## Exercise directions
Count the lines below that contain the word "Sezione" and give only the number.

## Given information

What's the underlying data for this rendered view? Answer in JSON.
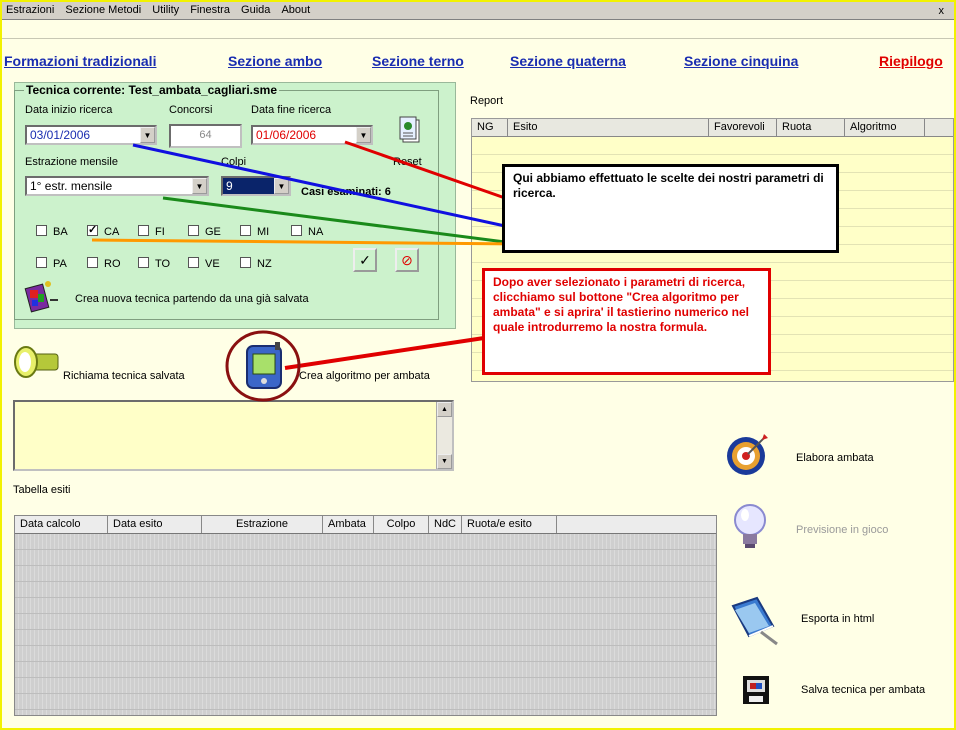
{
  "menu": {
    "items": [
      "Estrazioni",
      "Sezione Metodi",
      "Utility",
      "Finestra",
      "Guida",
      "About"
    ],
    "close_glyph": "x"
  },
  "nav": {
    "formazioni": "Formazioni tradizionali",
    "ambo": "Sezione ambo",
    "terno": "Sezione terno",
    "quaterna": "Sezione quaterna",
    "cinquina": "Sezione cinquina",
    "riepilogo": "Riepilogo"
  },
  "panel": {
    "legend": "Tecnica corrente: Test_ambata_cagliari.sme",
    "data_inizio_label": "Data inizio ricerca",
    "data_inizio_value": "03/01/2006",
    "concorsi_label": "Concorsi",
    "concorsi_value": "64",
    "data_fine_label": "Data fine ricerca",
    "data_fine_value": "01/06/2006",
    "reset_label": "Reset",
    "estrazione_label": "Estrazione mensile",
    "estrazione_value": "1° estr. mensile",
    "colpi_label": "Colpi",
    "colpi_value": "9",
    "casi_label": "Casi esaminati: 6",
    "wheels_row1": [
      "BA",
      "CA",
      "FI",
      "GE",
      "MI",
      "NA"
    ],
    "wheels_row2": [
      "PA",
      "RO",
      "TO",
      "VE",
      "NZ"
    ],
    "checked_wheel": "CA",
    "new_from_saved": "Crea nuova tecnica partendo da una già salvata"
  },
  "actions": {
    "richiama": "Richiama tecnica salvata",
    "crea_algoritmo": "Crea algoritmo per ambata",
    "elabora": "Elabora ambata",
    "previsione": "Previsione in gioco",
    "esporta": "Esporta in html",
    "salva": "Salva tecnica per ambata"
  },
  "report": {
    "label": "Report",
    "columns": [
      "NG",
      "Esito",
      "Favorevoli",
      "Ruota",
      "Algoritmo"
    ]
  },
  "tabella": {
    "label": "Tabella esiti",
    "columns": [
      "Data calcolo",
      "Data esito",
      "Estrazione",
      "Ambata",
      "Colpo",
      "NdC",
      "Ruota/e esito"
    ]
  },
  "notes": {
    "note1": "Qui abbiamo effettuato le scelte dei nostri parametri di ricerca.",
    "note2": "Dopo aver selezionato i parametri di ricerca, clicchiamo sul bottone \"Crea algoritmo per ambata\" e si aprira' il tastierino numerico nel quale introdurremo la nostra formula."
  },
  "colors": {
    "panel_bg": "#ccf2cc",
    "nav_link": "#1a2db0",
    "riepilogo": "#e00000",
    "annotation_red": "#e00000",
    "line_blue": "#1010e0",
    "line_green": "#1a8a1a",
    "line_orange": "#ff9900"
  },
  "icons": [
    "reset-icon",
    "paint-icon",
    "flashlight-icon",
    "pda-icon",
    "target-icon",
    "lightbulb-icon",
    "book-icon",
    "film-save-icon",
    "check-icon",
    "cancel-icon"
  ]
}
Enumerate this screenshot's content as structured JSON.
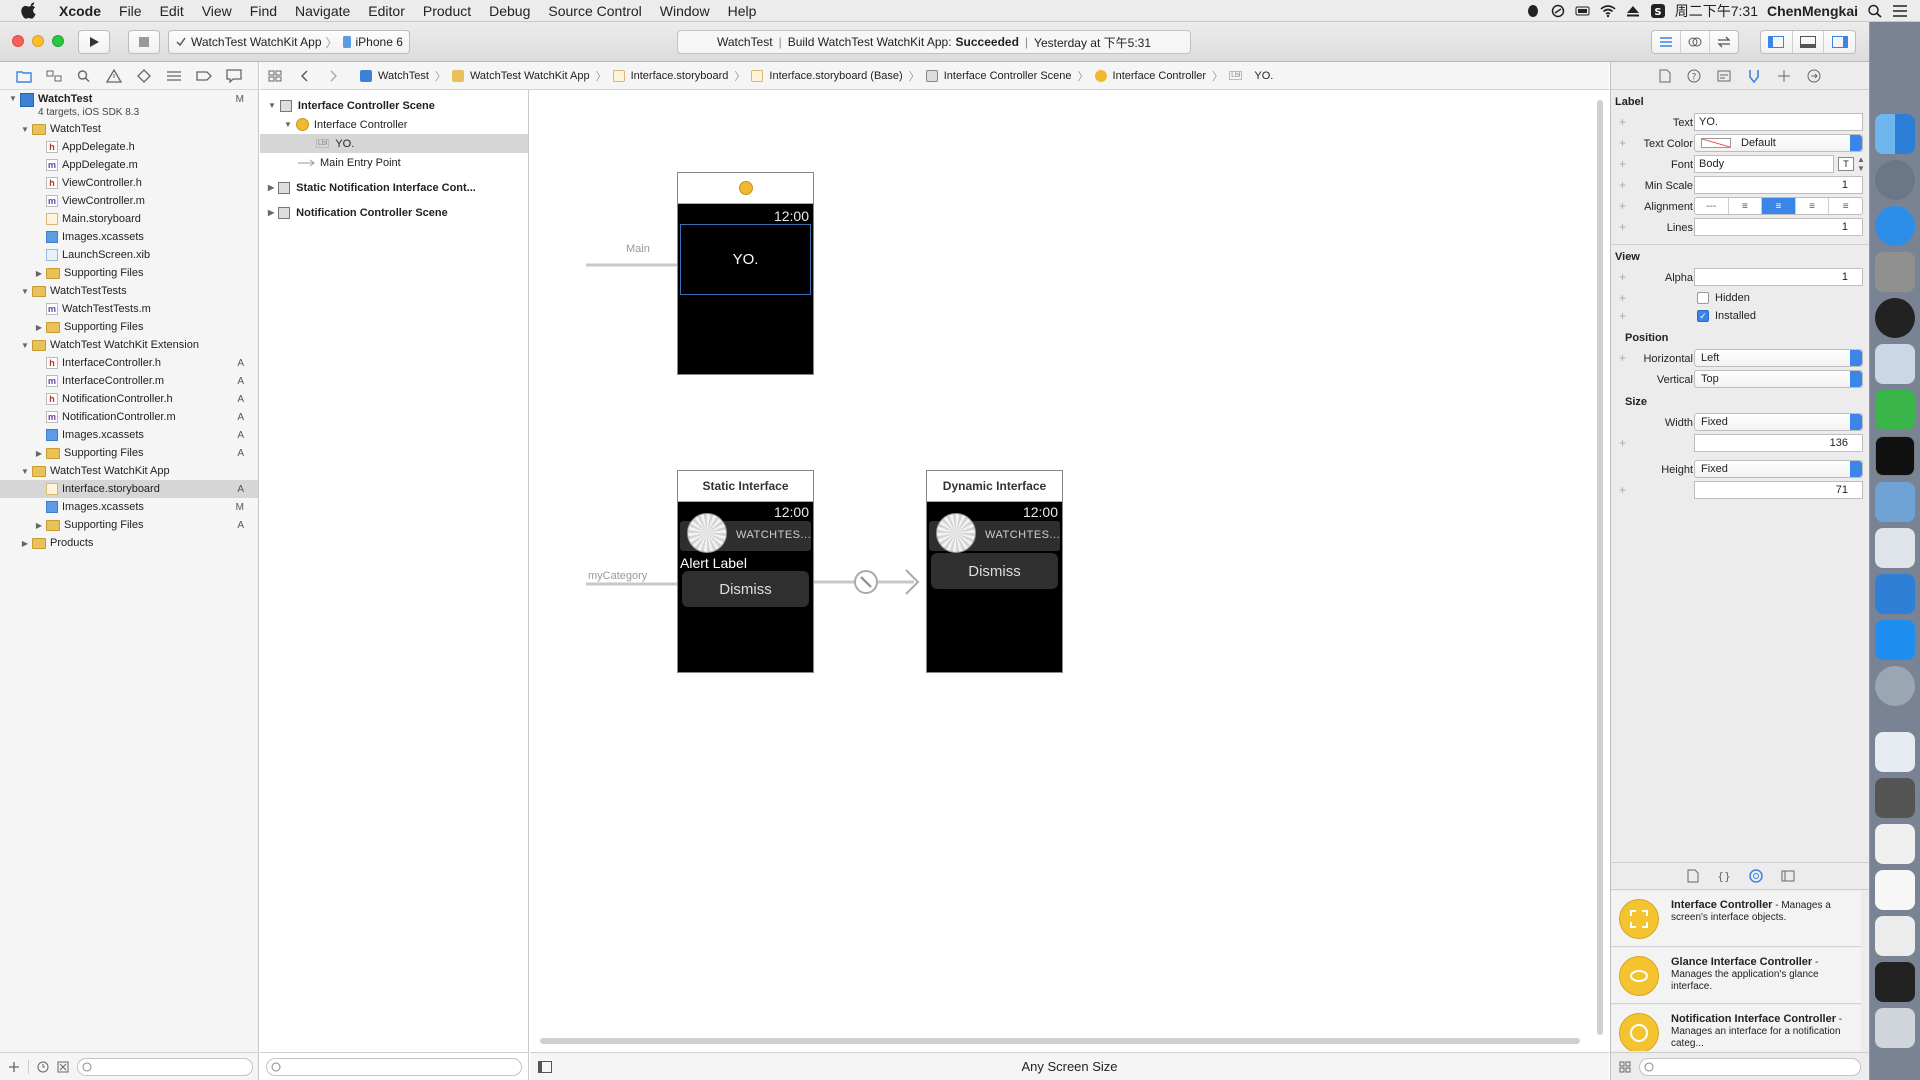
{
  "menubar": {
    "app": "Xcode",
    "menus": [
      "File",
      "Edit",
      "View",
      "Find",
      "Navigate",
      "Editor",
      "Product",
      "Debug",
      "Source Control",
      "Window",
      "Help"
    ],
    "clock": "周二下午7:31",
    "user": "ChenMengkai"
  },
  "toolbar": {
    "scheme": "WatchTest WatchKit App",
    "device": "iPhone 6",
    "activity_project": "WatchTest",
    "activity_prefix": "Build WatchTest WatchKit App:",
    "activity_status": "Succeeded",
    "activity_time": "Yesterday at 下午5:31"
  },
  "navigator": {
    "project": {
      "name": "WatchTest",
      "subtitle": "4 targets, iOS SDK 8.3",
      "badge": "M"
    },
    "rows": [
      {
        "label": "WatchTest",
        "type": "folder",
        "level": 1,
        "disclosure": "open",
        "badge": ""
      },
      {
        "label": "AppDelegate.h",
        "type": "h",
        "level": 2,
        "disclosure": "",
        "badge": ""
      },
      {
        "label": "AppDelegate.m",
        "type": "m",
        "level": 2,
        "disclosure": "",
        "badge": ""
      },
      {
        "label": "ViewController.h",
        "type": "h",
        "level": 2,
        "disclosure": "",
        "badge": ""
      },
      {
        "label": "ViewController.m",
        "type": "m",
        "level": 2,
        "disclosure": "",
        "badge": ""
      },
      {
        "label": "Main.storyboard",
        "type": "storyboard",
        "level": 2,
        "disclosure": "",
        "badge": ""
      },
      {
        "label": "Images.xcassets",
        "type": "xcassets",
        "level": 2,
        "disclosure": "",
        "badge": ""
      },
      {
        "label": "LaunchScreen.xib",
        "type": "xib",
        "level": 2,
        "disclosure": "",
        "badge": ""
      },
      {
        "label": "Supporting Files",
        "type": "folder",
        "level": 2,
        "disclosure": "closed",
        "badge": ""
      },
      {
        "label": "WatchTestTests",
        "type": "folder",
        "level": 1,
        "disclosure": "open",
        "badge": ""
      },
      {
        "label": "WatchTestTests.m",
        "type": "m",
        "level": 2,
        "disclosure": "",
        "badge": ""
      },
      {
        "label": "Supporting Files",
        "type": "folder",
        "level": 2,
        "disclosure": "closed",
        "badge": ""
      },
      {
        "label": "WatchTest WatchKit Extension",
        "type": "folder",
        "level": 1,
        "disclosure": "open",
        "badge": ""
      },
      {
        "label": "InterfaceController.h",
        "type": "h",
        "level": 2,
        "disclosure": "",
        "badge": "A"
      },
      {
        "label": "InterfaceController.m",
        "type": "m",
        "level": 2,
        "disclosure": "",
        "badge": "A"
      },
      {
        "label": "NotificationController.h",
        "type": "h",
        "level": 2,
        "disclosure": "",
        "badge": "A"
      },
      {
        "label": "NotificationController.m",
        "type": "m",
        "level": 2,
        "disclosure": "",
        "badge": "A"
      },
      {
        "label": "Images.xcassets",
        "type": "xcassets",
        "level": 2,
        "disclosure": "",
        "badge": "A"
      },
      {
        "label": "Supporting Files",
        "type": "folder",
        "level": 2,
        "disclosure": "closed",
        "badge": "A"
      },
      {
        "label": "WatchTest WatchKit App",
        "type": "folder",
        "level": 1,
        "disclosure": "open",
        "badge": ""
      },
      {
        "label": "Interface.storyboard",
        "type": "storyboard",
        "level": 2,
        "disclosure": "",
        "badge": "A",
        "selected": true
      },
      {
        "label": "Images.xcassets",
        "type": "xcassets",
        "level": 2,
        "disclosure": "",
        "badge": "M"
      },
      {
        "label": "Supporting Files",
        "type": "folder",
        "level": 2,
        "disclosure": "closed",
        "badge": "A"
      },
      {
        "label": "Products",
        "type": "folder",
        "level": 1,
        "disclosure": "closed",
        "badge": ""
      }
    ]
  },
  "jumpbar": [
    "WatchTest",
    "WatchTest WatchKit App",
    "Interface.storyboard",
    "Interface.storyboard (Base)",
    "Interface Controller Scene",
    "Interface Controller",
    "YO."
  ],
  "outline": {
    "scene1": "Interface Controller Scene",
    "controller": "Interface Controller",
    "label_item": "YO.",
    "entry": "Main Entry Point",
    "scene2": "Static Notification Interface Cont...",
    "scene3": "Notification Controller Scene"
  },
  "canvas": {
    "main_entry": "Main",
    "time": "12:00",
    "yo_label": "YO.",
    "static_title": "Static Interface",
    "dynamic_title": "Dynamic Interface",
    "category": "myCategory",
    "app_name": "WATCHTES...",
    "alert_label": "Alert Label",
    "dismiss": "Dismiss",
    "size_class": "Any Screen Size"
  },
  "inspector": {
    "label_section": "Label",
    "text_label": "Text",
    "text_value": "YO.",
    "text_color_label": "Text Color",
    "text_color_value": "Default",
    "font_label": "Font",
    "font_value": "Body",
    "font_button": "T",
    "min_scale_label": "Min Scale",
    "min_scale_value": "1",
    "alignment_label": "Alignment",
    "lines_label": "Lines",
    "lines_value": "1",
    "view_section": "View",
    "alpha_label": "Alpha",
    "alpha_value": "1",
    "hidden_label": "Hidden",
    "installed_label": "Installed",
    "position_section": "Position",
    "horizontal_label": "Horizontal",
    "horizontal_value": "Left",
    "vertical_label": "Vertical",
    "vertical_value": "Top",
    "size_section": "Size",
    "width_label": "Width",
    "width_mode": "Fixed",
    "width_value": "136",
    "height_label": "Height",
    "height_mode": "Fixed",
    "height_value": "71"
  },
  "library": [
    {
      "title": "Interface Controller",
      "desc": " - Manages a screen's interface objects."
    },
    {
      "title": "Glance Interface Controller",
      "desc": " - Manages the application's glance interface."
    },
    {
      "title": "Notification Interface Controller",
      "desc": " - Manages an interface for a notification categ..."
    }
  ],
  "colors": {
    "accent": "#3b84e8",
    "controller_yellow": "#f0b92f",
    "build_succeeded": "#222222"
  }
}
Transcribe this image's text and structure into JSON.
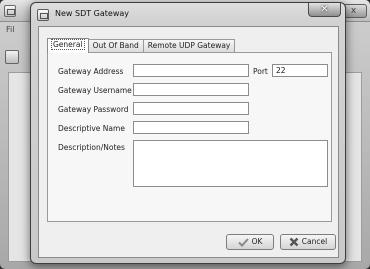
{
  "background_window": {
    "close_label": "x",
    "menu_label": "Fil"
  },
  "dialog": {
    "title": "New SDT Gateway",
    "close_label": "✕"
  },
  "tabs": [
    {
      "label": "General",
      "active": true
    },
    {
      "label": "Out Of Band",
      "active": false
    },
    {
      "label": "Remote UDP Gateway",
      "active": false
    }
  ],
  "form": {
    "gateway_address_label": "Gateway Address",
    "gateway_address_value": "",
    "port_label": "Port",
    "port_value": "22",
    "gateway_username_label": "Gateway Username",
    "gateway_username_value": "",
    "gateway_password_label": "Gateway Password",
    "gateway_password_value": "",
    "descriptive_name_label": "Descriptive Name",
    "descriptive_name_value": "",
    "description_notes_label": "Description/Notes",
    "description_notes_value": ""
  },
  "buttons": {
    "ok_label": "OK",
    "cancel_label": "Cancel"
  },
  "icons": {
    "ok": "checkmark-icon",
    "cancel": "x-cross-icon",
    "dialog": "window-app-icon"
  }
}
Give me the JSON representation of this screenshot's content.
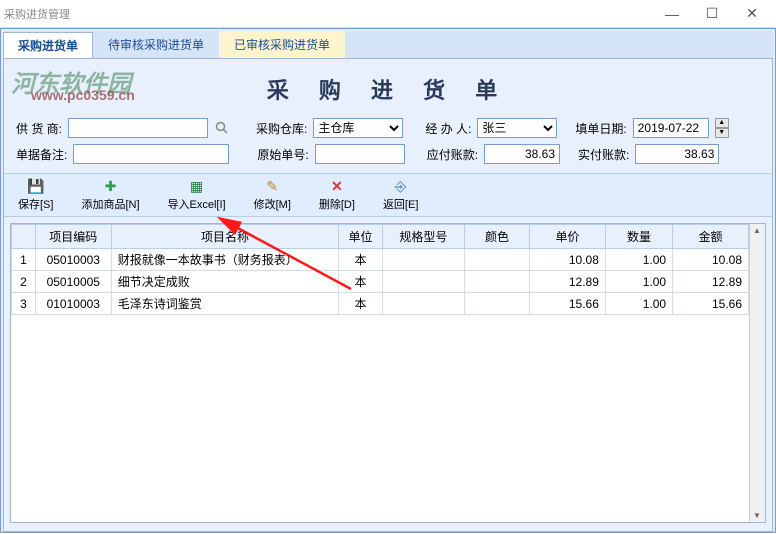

## Task solution
5